As the doctor administered the fluid, I sobbed and continued to talk to Ozzie while stroking his head. And it happened all too fast: Ozzie’s head drooped forward and I held it as his heart slowed to a crawl then finally playing its final beat.
He died as I held his head. I then gently placed it on one of the crinkle toys that were a part of his all-too-short 12 years of life.
No more pain or suffering. He was gone. And to say that I’ve been a wreck over it would be accurate but like Cindy, there have been telltale signs of his presence in the house today: his distinctive meow, a few random sightings, his overall aura. That gives us some comfort.
And as hard as it’s been for Ann and I to get through this ordeal, leave it to Anthony to drop something profound on us and make us feel like the stupid adults we tend to be.
After a night of saying our just-in-case goodbyes to Ozzie, this morning I explained that like Cindy, there would be a good chance that he wouldn’t come back from the vet with me.
But rather than cry about it (although he did later), Anthony simply smiled and told me he was happy.
“Why are you so happy?”
“I’m happy because I won’t be sad anymore.”
Kids. Making adults feel absolutely stupid since…forever.
Ozzie had a ton of nicknames: Ozzie D. Katt, Nozzie, Ozziekat, F*cky Fuzzer (Ann’s mistaken mix-up of “Fuzzy F*cker” when he did something bad), etc. But in the end, he was the first cat – or pet for that matter – that Ann and I cared for together when we first ventured out on our own.
But no matter what we called him, Ozzie was definitely one of a kind. I say that for at least one reason: which other cat do you of will fetch a milk twisty thingy?
It’s hard for me to watch that video but I still can’t look away. That’s how I want to remember our little guy.
Then there all those other things he would do to and for us, like stand on the headboard of the bed and stare at (or “gargoyle”) us, sleep on my chest and nuzzle his head deep between my arm and side of my ribs while purring the whole time, lick my then-clean-shaven chin and then proceed to nibble it. I don’t think he ever forgave me for growing the goatee but even so, he did manage to give the chin a rub now and then. Purring, of course.

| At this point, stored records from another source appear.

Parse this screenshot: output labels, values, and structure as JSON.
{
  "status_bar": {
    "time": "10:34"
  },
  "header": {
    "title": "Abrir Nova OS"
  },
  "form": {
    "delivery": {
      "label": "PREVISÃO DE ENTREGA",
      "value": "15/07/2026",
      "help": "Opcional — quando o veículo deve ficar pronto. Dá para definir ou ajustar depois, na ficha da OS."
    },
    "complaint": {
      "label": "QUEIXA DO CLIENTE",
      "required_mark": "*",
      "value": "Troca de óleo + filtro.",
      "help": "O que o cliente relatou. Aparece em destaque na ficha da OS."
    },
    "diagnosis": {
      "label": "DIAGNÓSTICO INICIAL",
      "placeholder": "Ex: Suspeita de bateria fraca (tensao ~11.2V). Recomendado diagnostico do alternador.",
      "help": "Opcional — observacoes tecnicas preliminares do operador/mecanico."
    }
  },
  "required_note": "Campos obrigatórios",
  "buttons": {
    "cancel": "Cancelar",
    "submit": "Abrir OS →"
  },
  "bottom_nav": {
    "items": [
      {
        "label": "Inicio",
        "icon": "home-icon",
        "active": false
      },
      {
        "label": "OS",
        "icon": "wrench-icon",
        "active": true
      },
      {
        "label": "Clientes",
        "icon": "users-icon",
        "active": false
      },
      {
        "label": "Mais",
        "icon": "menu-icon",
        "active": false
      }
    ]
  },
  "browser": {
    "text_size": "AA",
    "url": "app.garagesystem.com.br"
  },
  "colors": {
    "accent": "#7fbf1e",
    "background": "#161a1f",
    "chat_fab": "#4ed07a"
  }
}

Although he was Ann’s cat, Ozzie sort of gravitated to me later in his life which was fine with me since Ann had Cindy to enjoy. He’d follow me around the house, come to me when I called him, and just let me know he was my buddy by rubbing against or head-butting my legs, quite often while blogging. I’m gonna miss that considering the last place he chose to sleep was the corner of the den where I do most of my blogging.
Oh, and he knew the word “hungry” like no other pet I’ve ever had. I swear one time when I asked “Who’s hungry,” he meowed “I am!” I kid you not. He had a very distinctive, guttural meow that I know I’ve heard at least twice since putting him to sleep.
On the whole, we always joked that Ozziekat was evil for the things he did and that Ann would miss him when we went to Kitty Hell. Judging by the way we cried over him last night and the family’s reaction when I came home empty-handed, it’s safe to say that I was right – at least about missing him.
Kitty Hell, if such a place even exists, is not where I know he went. Rainbow Bridge, Heaven, whatever you want to call the place of tranquility, eternal health, and unlimited supply of tasty mice is where Ozzie now resides because it’s what he truly deserves. Although I’m not really sure he’d enjoy the mice since he never caught one. Arliss and Cindy, however, caught at least one in their lives. I always told him he was slacking for that if even the dog caught two of them.
But I’ll forgive him for that, much like the way I’m sure he’s forgiven me for the goatee.
Ozzie D., you were a kick-ass cat that none could ever replace and we have no plans to replace. Thank you for making our lives more fun than most people should have owning a pet, then later being cool with Anthony as you watched him grow.
We all love you and miss you terribly, buddy. Your suffering is over. May you rest in peace.